It would appear that WhisperFlo pumps move more water at the same HP than SuperFlo pumps...
Am I reading the charts correctly, is this true?
Yes, that is true. One reason you should never size pump by it's label HP. It can lead to the wrong conclusions.

BTW, the WhisperFlo on it's own could run the solar just fine and the panels would not be under negative pressure at all. But it does depend some on your actual plumbing layout which so far, you have yet to describe in detail. If you can give some more details about the setup (run lengths, eye ball sizes, valves, etc), I can tell which pump would work well and maintain positive pressure for the panels.

However, the nice thing about the Intelliflo is that there is no "sizing" required since it is variable. You can choose the minimum RPM to keep the VRV closed and maximize energy efficiency. You would likely pay off the extra cost of the pump in a short period of time because of this ability to optimize flow rates and energy efficiency.
 

Semi-retired

Member
May 13, 2014
19
North Florida
JawJa, I'm on my fourth pool and fully relate to the "new-to-pools" feeling/situation. I found this site many years ago (actually its predecessor I believe) when on my first pool in Illinois. The site has been a godsend for so many issues: plumbing, sizing, chemistry control, chemistry problem correction, problem diagnosis, other pool owner experiences, I could go on for a page. Of the many things that I have learned, for me at least, is that the four best investments (besides the pool) are a VS pump, SWCG, automation, and solar pool heat. Besides the TFP approach to maintaining pool chemistry balance, for me, these equipment features increase the ease and enjoyment of pool ownership a lot. I had none of these, or only one or two, in my previous pools. Since I built (had built) this pool I decided to go all-in. I have solar on the roof at about 30', two water falls (yep, water features really do drive pH), and the SWCG. The VS pump along with automation makes running these different flow needs a snap. To keep the pool circulating and filtering, I run the VS at very slow speed 16+ hours a day for literally pennies, easy. Ramp up VS speed for the water features at certain usual pool use times, easy. Automate solar heating with a VS speed ramp up to get the water up to the peak and ensure VRV seats, easy.
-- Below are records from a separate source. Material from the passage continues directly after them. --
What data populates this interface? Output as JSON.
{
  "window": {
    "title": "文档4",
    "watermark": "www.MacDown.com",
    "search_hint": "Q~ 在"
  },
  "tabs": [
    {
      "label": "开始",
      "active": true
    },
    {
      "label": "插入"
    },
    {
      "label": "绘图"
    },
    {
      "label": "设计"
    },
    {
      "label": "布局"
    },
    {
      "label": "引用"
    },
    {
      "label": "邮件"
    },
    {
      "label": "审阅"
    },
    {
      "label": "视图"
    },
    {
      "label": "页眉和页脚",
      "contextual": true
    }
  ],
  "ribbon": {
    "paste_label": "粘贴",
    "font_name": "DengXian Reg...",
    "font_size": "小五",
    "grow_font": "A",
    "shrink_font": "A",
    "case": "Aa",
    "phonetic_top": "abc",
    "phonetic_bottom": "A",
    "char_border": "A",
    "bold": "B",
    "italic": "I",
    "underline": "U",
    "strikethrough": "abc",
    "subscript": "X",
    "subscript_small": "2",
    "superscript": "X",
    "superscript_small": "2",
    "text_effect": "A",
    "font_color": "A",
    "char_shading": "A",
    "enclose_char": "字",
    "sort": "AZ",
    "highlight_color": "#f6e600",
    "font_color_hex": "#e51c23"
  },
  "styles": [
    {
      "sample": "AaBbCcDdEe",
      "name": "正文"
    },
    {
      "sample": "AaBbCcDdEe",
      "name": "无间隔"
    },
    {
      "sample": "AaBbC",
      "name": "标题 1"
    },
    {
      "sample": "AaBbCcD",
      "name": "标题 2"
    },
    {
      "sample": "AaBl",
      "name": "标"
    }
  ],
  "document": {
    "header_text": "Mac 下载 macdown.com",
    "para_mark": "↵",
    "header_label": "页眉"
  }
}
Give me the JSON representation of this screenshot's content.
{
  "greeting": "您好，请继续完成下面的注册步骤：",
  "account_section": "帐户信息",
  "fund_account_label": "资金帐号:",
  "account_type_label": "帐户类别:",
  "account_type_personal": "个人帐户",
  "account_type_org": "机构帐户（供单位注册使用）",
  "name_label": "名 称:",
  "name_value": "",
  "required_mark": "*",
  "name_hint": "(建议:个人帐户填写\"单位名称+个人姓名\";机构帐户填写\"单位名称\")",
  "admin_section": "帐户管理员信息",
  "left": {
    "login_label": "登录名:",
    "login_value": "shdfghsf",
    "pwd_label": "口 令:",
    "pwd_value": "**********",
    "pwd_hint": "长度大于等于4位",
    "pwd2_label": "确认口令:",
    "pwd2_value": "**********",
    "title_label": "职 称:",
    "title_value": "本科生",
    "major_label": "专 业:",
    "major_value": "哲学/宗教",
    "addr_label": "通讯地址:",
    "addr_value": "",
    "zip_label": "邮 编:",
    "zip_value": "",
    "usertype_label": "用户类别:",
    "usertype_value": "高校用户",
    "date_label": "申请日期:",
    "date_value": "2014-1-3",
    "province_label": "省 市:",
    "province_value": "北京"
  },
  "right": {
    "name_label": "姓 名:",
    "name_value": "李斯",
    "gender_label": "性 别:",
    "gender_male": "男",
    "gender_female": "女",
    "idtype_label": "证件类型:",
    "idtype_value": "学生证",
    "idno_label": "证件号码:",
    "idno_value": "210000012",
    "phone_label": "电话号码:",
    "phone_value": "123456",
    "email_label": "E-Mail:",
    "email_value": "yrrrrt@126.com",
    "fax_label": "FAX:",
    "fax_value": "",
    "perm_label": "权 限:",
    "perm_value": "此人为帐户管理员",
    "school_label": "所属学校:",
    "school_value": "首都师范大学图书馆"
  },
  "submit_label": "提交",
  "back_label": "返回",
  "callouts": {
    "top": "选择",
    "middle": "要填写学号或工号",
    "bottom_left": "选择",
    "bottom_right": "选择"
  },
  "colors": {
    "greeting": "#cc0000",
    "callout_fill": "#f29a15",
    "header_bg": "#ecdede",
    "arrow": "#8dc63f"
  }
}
Set the SWCG at a level that supports the time of year and pool usage to ensure a level concentration of free chlorine, easy. Have the pool lights come on at night (or just weekends) and turn off, easy. All of these certainly cost a lot, but for me the benefit has been great. After using this pool for 4 years, I actually asked my wife which of these we could do without if/when they fail...she said none. I said, "even if that means we don't eat out for a year to pay", she said "yep". I take that with a large grain of salt, but....